How many lines of the data contain "closable"? Reply with the number alone.
[[ EXTRACTED DATA open ]]
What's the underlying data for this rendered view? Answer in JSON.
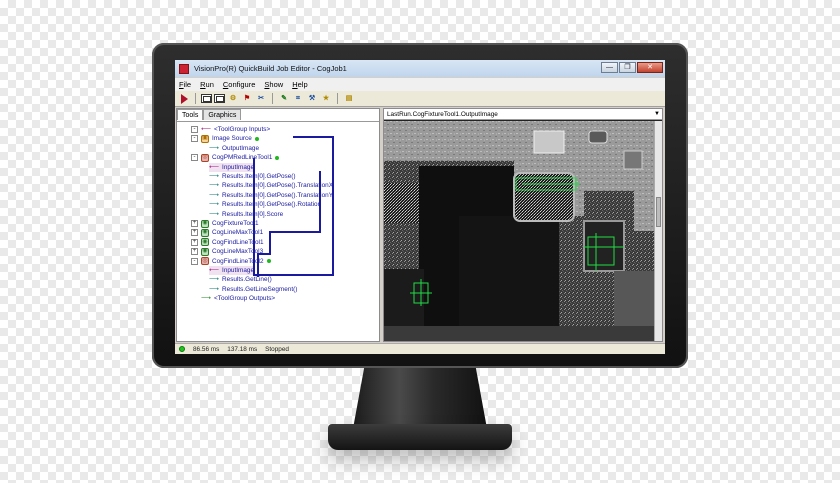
{
  "window": {
    "title": "VisionPro(R) QuickBuild Job Editor - CogJob1",
    "minimize_glyph": "—",
    "restore_glyph": "❐",
    "close_glyph": "✕"
  },
  "menu": [
    "File",
    "Run",
    "Configure",
    "Show",
    "Help"
  ],
  "toolbar": {
    "buttons": [
      {
        "name": "run-button",
        "icon": "play-icon"
      },
      {
        "name": "image-view-button",
        "icon": "image-icon"
      },
      {
        "name": "image-view2-button",
        "icon": "image-icon"
      },
      {
        "name": "tool-a-button",
        "glyph": "⚙"
      },
      {
        "name": "tool-b-button",
        "glyph": "⚑"
      },
      {
        "name": "tool-c-button",
        "glyph": "✂"
      },
      {
        "name": "tool-d-button",
        "glyph": "✎"
      },
      {
        "name": "tool-e-button",
        "glyph": "⌗"
      },
      {
        "name": "tool-f-button",
        "glyph": "⚒"
      },
      {
        "name": "tool-g-button",
        "glyph": "★"
      },
      {
        "name": "tool-h-button",
        "glyph": "▤"
      }
    ]
  },
  "tabs": [
    "Tools",
    "Graphics"
  ],
  "tree": [
    {
      "label": "<ToolGroup Inputs>",
      "type": "pink-arrow",
      "indent": 2,
      "pm": "-"
    },
    {
      "label": "Image Source",
      "type": "icon-orange",
      "indent": 2,
      "pm": "-",
      "ok": true
    },
    {
      "label": "OutputImage",
      "type": "teal-arrow",
      "indent": 3
    },
    {
      "label": "CogPMRedLineTool1",
      "type": "icon-red",
      "indent": 2,
      "pm": "-",
      "ok": true
    },
    {
      "label": "InputImage",
      "type": "pink-arrow",
      "indent": 3
    },
    {
      "label": "Results.Item[0].GetPose()",
      "type": "teal-arrow",
      "indent": 3
    },
    {
      "label": "Results.Item[0].GetPose().TranslationX",
      "type": "teal-arrow",
      "indent": 3
    },
    {
      "label": "Results.Item[0].GetPose().TranslationY",
      "type": "teal-arrow",
      "indent": 3
    },
    {
      "label": "Results.Item[0].GetPose().Rotation",
      "type": "teal-arrow",
      "indent": 3
    },
    {
      "label": "Results.Item[0].Score",
      "type": "teal-arrow",
      "indent": 3
    },
    {
      "label": "CogFixtureTool1",
      "type": "icon-green",
      "indent": 2,
      "pm": "+"
    },
    {
      "label": "CogLineMaxTool1",
      "type": "icon-green",
      "indent": 2,
      "pm": "+"
    },
    {
      "label": "CogFindLineTool1",
      "type": "icon-green",
      "indent": 2,
      "pm": "+"
    },
    {
      "label": "CogLineMaxTool3",
      "type": "icon-green",
      "indent": 2,
      "pm": "+"
    },
    {
      "label": "CogFindLineTool2",
      "type": "icon-red",
      "indent": 2,
      "pm": "-",
      "ok": true
    },
    {
      "label": "InputImage",
      "type": "pink-arrow",
      "indent": 3
    },
    {
      "label": "Results.GetLine()",
      "type": "teal-arrow",
      "indent": 3
    },
    {
      "label": "Results.GetLineSegment()",
      "type": "teal-arrow",
      "indent": 3
    },
    {
      "label": "<ToolGroup Outputs>",
      "type": "green-arrow",
      "indent": 2
    }
  ],
  "image_panel": {
    "header": "LastRun.CogFixtureTool1.OutputImage",
    "dropdown_glyph": "▼"
  },
  "status": {
    "time1": "86.56 ms",
    "time2": "137.18 ms",
    "state": "Stopped"
  },
  "colors": {
    "link_blue": "#1a1aa0",
    "ok_green": "#21b821",
    "overlay_green": "#22dd44"
  }
}
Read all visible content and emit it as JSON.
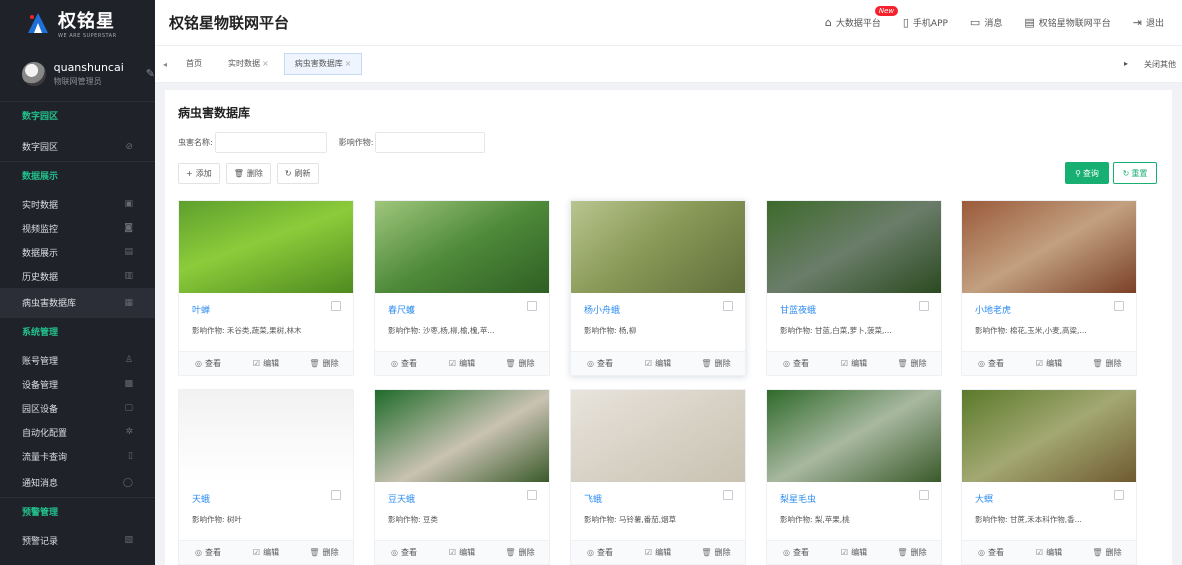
{
  "brand": {
    "name": "权铭星",
    "tagline": "WE ARE SUPERSTAR"
  },
  "user": {
    "name": "quanshuncai",
    "role": "物联网管理员"
  },
  "sidebar": {
    "sections": [
      {
        "title": "数字园区",
        "items": [
          {
            "label": "数字园区",
            "icon": "compass-icon"
          }
        ]
      },
      {
        "title": "数据展示",
        "items": [
          {
            "label": "实时数据",
            "icon": "monitor-icon"
          },
          {
            "label": "视频监控",
            "icon": "camera-icon"
          },
          {
            "label": "数据展示",
            "icon": "grid-icon"
          },
          {
            "label": "历史数据",
            "icon": "history-icon"
          },
          {
            "label": "病虫害数据库",
            "icon": "doc-icon"
          }
        ]
      },
      {
        "title": "系统管理",
        "items": [
          {
            "label": "账号管理",
            "icon": "user-icon"
          },
          {
            "label": "设备管理",
            "icon": "device-icon"
          },
          {
            "label": "园区设备",
            "icon": "box-icon"
          },
          {
            "label": "自动化配置",
            "icon": "gear-icon"
          },
          {
            "label": "流量卡查询",
            "icon": "card-icon"
          },
          {
            "label": "通知消息",
            "icon": "bell-icon"
          }
        ]
      },
      {
        "title": "预警管理",
        "items": [
          {
            "label": "预警记录",
            "icon": "warning-icon"
          }
        ]
      }
    ]
  },
  "header": {
    "title": "权铭星物联网平台",
    "bigdata": "大数据平台",
    "new_badge": "New",
    "app": "手机APP",
    "msg": "消息",
    "platform": "权铭星物联网平台",
    "logout": "退出"
  },
  "tabs": {
    "items": [
      {
        "label": "首页",
        "closable": false
      },
      {
        "label": "实时数据",
        "closable": true
      },
      {
        "label": "病虫害数据库",
        "closable": true,
        "active": true
      }
    ],
    "close_others": "关闭其他"
  },
  "page": {
    "title": "病虫害数据库",
    "filter_name_label": "虫害名称:",
    "filter_crop_label": "影响作物:",
    "add": "添加",
    "delete": "删除",
    "refresh": "刷新",
    "query": "查询",
    "reset": "重置"
  },
  "card_labels": {
    "affect_prefix": "影响作物:",
    "view": "查看",
    "edit": "编辑",
    "delete": "删除"
  },
  "pests": [
    {
      "name": "叶蝉",
      "crops": "禾谷类,蔬菜,果树,林木"
    },
    {
      "name": "春尺蠖",
      "crops": "沙枣,杨,柳,榆,槐,苹..."
    },
    {
      "name": "杨小舟蛾",
      "crops": "杨,柳"
    },
    {
      "name": "甘蓝夜蛾",
      "crops": "甘蓝,白菜,萝卜,菠菜,..."
    },
    {
      "name": "小地老虎",
      "crops": "棉花,玉米,小麦,高粱,..."
    },
    {
      "name": "天蛾",
      "crops": "树叶"
    },
    {
      "name": "豆天蛾",
      "crops": "豆类"
    },
    {
      "name": "飞蛾",
      "crops": "马铃薯,番茄,烟草"
    },
    {
      "name": "梨星毛虫",
      "crops": "梨,苹果,桃"
    },
    {
      "name": "大螟",
      "crops": "甘蔗,禾本科作物,香..."
    }
  ],
  "colors": {
    "sidebar_bg": "#20222a",
    "section_green": "#22c08b",
    "primary": "#18b072",
    "link_blue": "#2d8cf0"
  }
}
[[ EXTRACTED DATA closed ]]
#### SOLUTION FOR THIS TASK
3